Media and Political Culture in the Eighteenth Century
The eighteenth century, in which the Royal Academy of Letters was created in Stockholm, was a time of intense political discussion. Concepts such as human rights and social equality were beginning to take shape in Europe and North America. Critical views spread through a variety of media which undermined the power structures of the Old Regime, gossip, newspapers, libels, memoirs, chroniques scandaleuses, engravings, etc.
When the Royal Academy of Letters celebrated its 250th anniversary in 2003, one of the events was a symposium in Stockholm entitled ‘Media and Political Culture in the Eighteenth Century’. The present volume includes the contributions of the four keynote lecturers, John Brewer, Robert Darnton, Carla Hesse and Jean Sgard.
The British historian JOHN BREWER is currently Professor of Humanities and Social Sciences at California Institute of Technology.
The American scholar ROBERT DARNTON is Professor of European History at Princeton University.
The American scholar CARLA HESSE is Professor of History at the University of California, Berkeley.
The French press historian JEAN SGARD has been Professor of French Literature at the Université Stendhal in Grenoble 1969-1994.

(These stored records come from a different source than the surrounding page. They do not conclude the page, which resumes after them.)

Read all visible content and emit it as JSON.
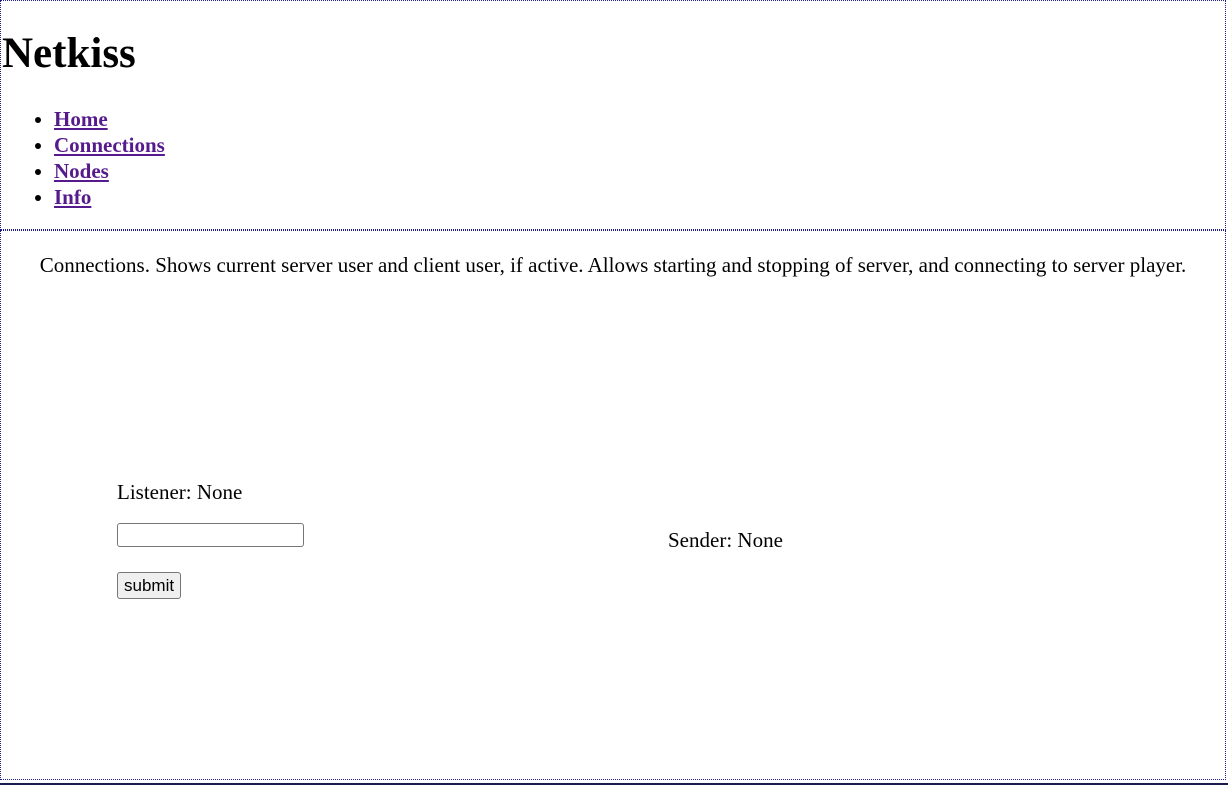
{
  "header": {
    "title": "Netkiss",
    "nav": [
      {
        "label": "Home"
      },
      {
        "label": "Connections"
      },
      {
        "label": "Nodes"
      },
      {
        "label": "Info"
      }
    ]
  },
  "main": {
    "description": "Connections. Shows current server user and client user, if active. Allows starting and stopping of server, and connecting to server player.",
    "listener": {
      "label": "Listener: None",
      "input_value": "",
      "submit_label": "submit"
    },
    "sender": {
      "label": "Sender: None"
    }
  },
  "colors": {
    "link": "#551a8b",
    "border": "#1a1a8c"
  }
}
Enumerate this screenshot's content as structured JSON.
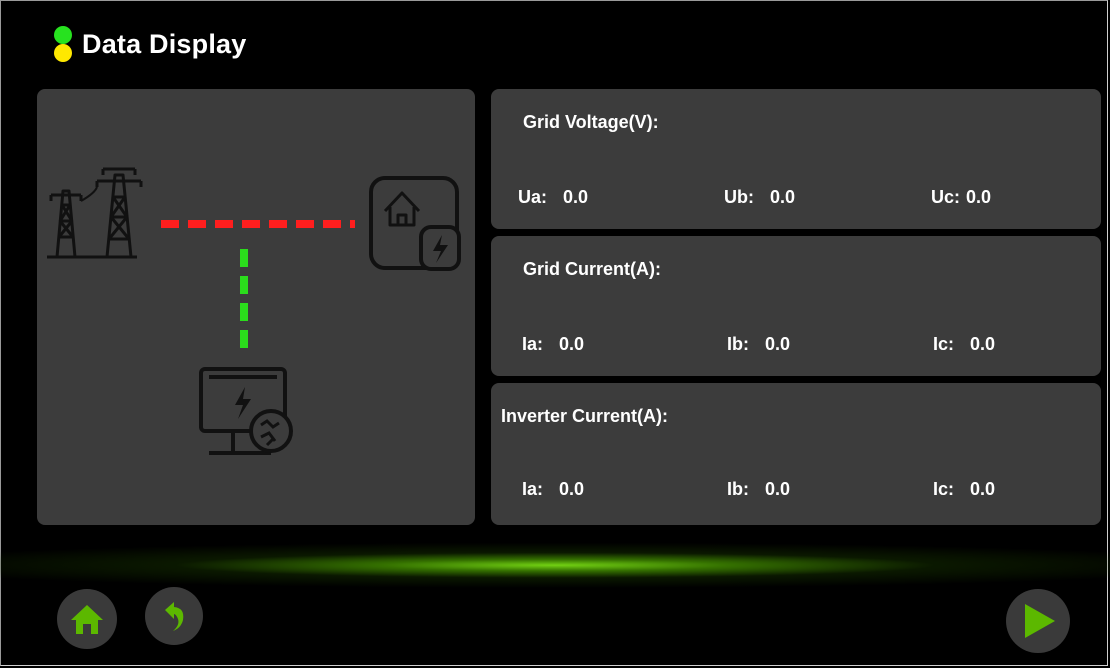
{
  "header": {
    "title": "Data Display"
  },
  "colors": {
    "status_green": "#27e21f",
    "status_yellow": "#ffe800",
    "grid_line": "#ff1e1e",
    "load_line": "#2bdc1c",
    "accent_green": "#5cb800",
    "panel_bg": "#3c3c3c"
  },
  "diagram": {
    "grid_icon": "power-tower-icon",
    "home_icon": "home-power-icon",
    "inverter_icon": "inverter-monitor-icon"
  },
  "grid_voltage": {
    "title": "Grid Voltage(V):",
    "a_label": "Ua:",
    "a_value": "0.0",
    "b_label": "Ub:",
    "b_value": "0.0",
    "c_label": "Uc:",
    "c_value": "0.0"
  },
  "grid_current": {
    "title": "Grid Current(A):",
    "a_label": "Ia:",
    "a_value": "0.0",
    "b_label": "Ib:",
    "b_value": "0.0",
    "c_label": "Ic:",
    "c_value": "0.0"
  },
  "inverter_current": {
    "title": "Inverter Current(A):",
    "a_label": "Ia:",
    "a_value": "0.0",
    "b_label": "Ib:",
    "b_value": "0.0",
    "c_label": "Ic:",
    "c_value": "0.0"
  },
  "nav": {
    "home_icon": "home-icon",
    "back_icon": "back-arrow-icon",
    "next_icon": "play-arrow-icon"
  }
}
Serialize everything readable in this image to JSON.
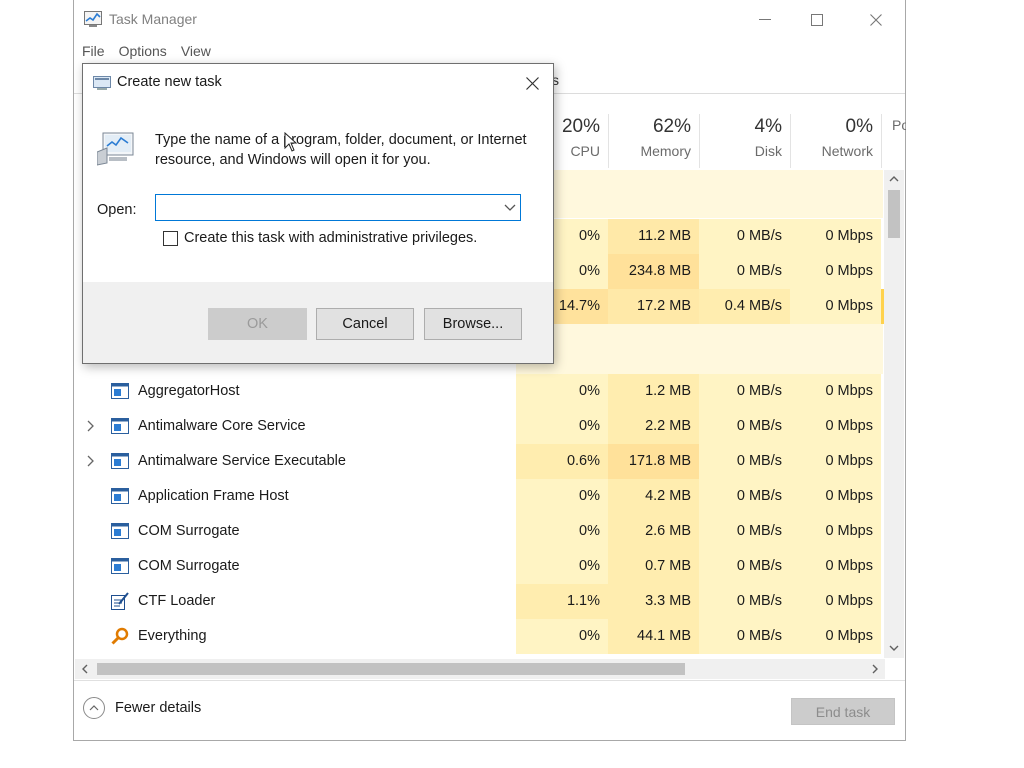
{
  "window": {
    "title": "Task Manager",
    "menu": [
      "File",
      "Options",
      "View"
    ],
    "tab_fragment": "s"
  },
  "columns": [
    {
      "pct": "20%",
      "label": "CPU"
    },
    {
      "pct": "62%",
      "label": "Memory"
    },
    {
      "pct": "4%",
      "label": "Disk"
    },
    {
      "pct": "0%",
      "label": "Network"
    },
    {
      "pct": "",
      "label": "Po"
    }
  ],
  "partial_rows": [
    {
      "cpu": "0%",
      "memory": "11.2 MB",
      "disk": "0 MB/s",
      "network": "0 Mbps"
    },
    {
      "cpu": "0%",
      "memory": "234.8 MB",
      "disk": "0 MB/s",
      "network": "0 Mbps"
    },
    {
      "cpu": "14.7%",
      "memory": "17.2 MB",
      "disk": "0.4 MB/s",
      "network": "0 Mbps"
    }
  ],
  "processes": [
    {
      "name": "AggregatorHost",
      "expandable": false,
      "icon": "window-app-icon",
      "cpu": "0%",
      "memory": "1.2 MB",
      "disk": "0 MB/s",
      "network": "0 Mbps"
    },
    {
      "name": "Antimalware Core Service",
      "expandable": true,
      "icon": "window-app-icon",
      "cpu": "0%",
      "memory": "2.2 MB",
      "disk": "0 MB/s",
      "network": "0 Mbps"
    },
    {
      "name": "Antimalware Service Executable",
      "expandable": true,
      "icon": "window-app-icon",
      "cpu": "0.6%",
      "memory": "171.8 MB",
      "disk": "0 MB/s",
      "network": "0 Mbps"
    },
    {
      "name": "Application Frame Host",
      "expandable": false,
      "icon": "window-app-icon",
      "cpu": "0%",
      "memory": "4.2 MB",
      "disk": "0 MB/s",
      "network": "0 Mbps"
    },
    {
      "name": "COM Surrogate",
      "expandable": false,
      "icon": "window-app-icon",
      "cpu": "0%",
      "memory": "2.6 MB",
      "disk": "0 MB/s",
      "network": "0 Mbps"
    },
    {
      "name": "COM Surrogate",
      "expandable": false,
      "icon": "window-app-icon",
      "cpu": "0%",
      "memory": "0.7 MB",
      "disk": "0 MB/s",
      "network": "0 Mbps"
    },
    {
      "name": "CTF Loader",
      "expandable": false,
      "icon": "ctf-loader-icon",
      "cpu": "1.1%",
      "memory": "3.3 MB",
      "disk": "0 MB/s",
      "network": "0 Mbps"
    },
    {
      "name": "Everything",
      "expandable": false,
      "icon": "everything-search-icon",
      "cpu": "0%",
      "memory": "44.1 MB",
      "disk": "0 MB/s",
      "network": "0 Mbps"
    }
  ],
  "footer": {
    "fewer_details": "Fewer details",
    "end_task": "End task"
  },
  "dialog": {
    "title": "Create new task",
    "description": "Type the name of a program, folder, document, or Internet resource, and Windows will open it for you.",
    "open_label": "Open:",
    "open_value": "",
    "admin_checkbox_label": "Create this task with administrative privileges.",
    "admin_checked": false,
    "ok_label": "OK",
    "cancel_label": "Cancel",
    "browse_label": "Browse..."
  },
  "colors": {
    "heat_light": "#fff4c4",
    "heat_mid": "#fff0b4",
    "heat_strong": "#ffe29c",
    "accent": "#0078d7"
  }
}
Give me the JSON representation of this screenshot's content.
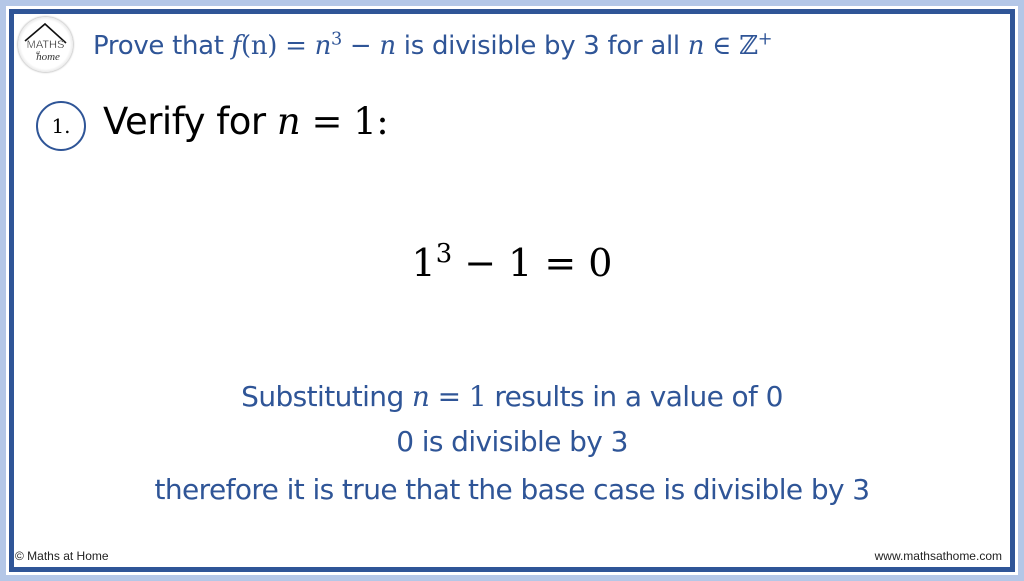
{
  "logo": {
    "line1": "MATHS",
    "line2": "at",
    "line3": "home"
  },
  "title": {
    "prefix": "Prove that ",
    "func": "f",
    "arg": "(n)",
    "eq": " = ",
    "base": "n",
    "exp": "3",
    "minus": " − ",
    "var": "n",
    "middle": " is divisible by 3 for all ",
    "var2": "n",
    "in": " ∈ ",
    "set": "ℤ",
    "set_sup": "+"
  },
  "step": {
    "number": "1.",
    "text": "Verify for ",
    "var": "n",
    "eq": " = 1:"
  },
  "equation": {
    "base": "1",
    "exp": "3",
    "rest": " − 1 = 0"
  },
  "explanation": {
    "line1_prefix": "Substituting ",
    "line1_var": "n",
    "line1_eq": " = 1",
    "line1_suffix": " results in a value of 0",
    "line2": "0 is divisible by 3",
    "line3": "therefore it is true that the base case is divisible by 3"
  },
  "footer": {
    "copyright": "© Maths at Home",
    "website": "www.mathsathome.com"
  },
  "colors": {
    "accent": "#2f5597",
    "outer_border": "#b4c7e7",
    "text": "#000000"
  }
}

The editor, MARIE-CHRISTINE SKUNCKE, is Professor of Comparative Literature at Uppsala University.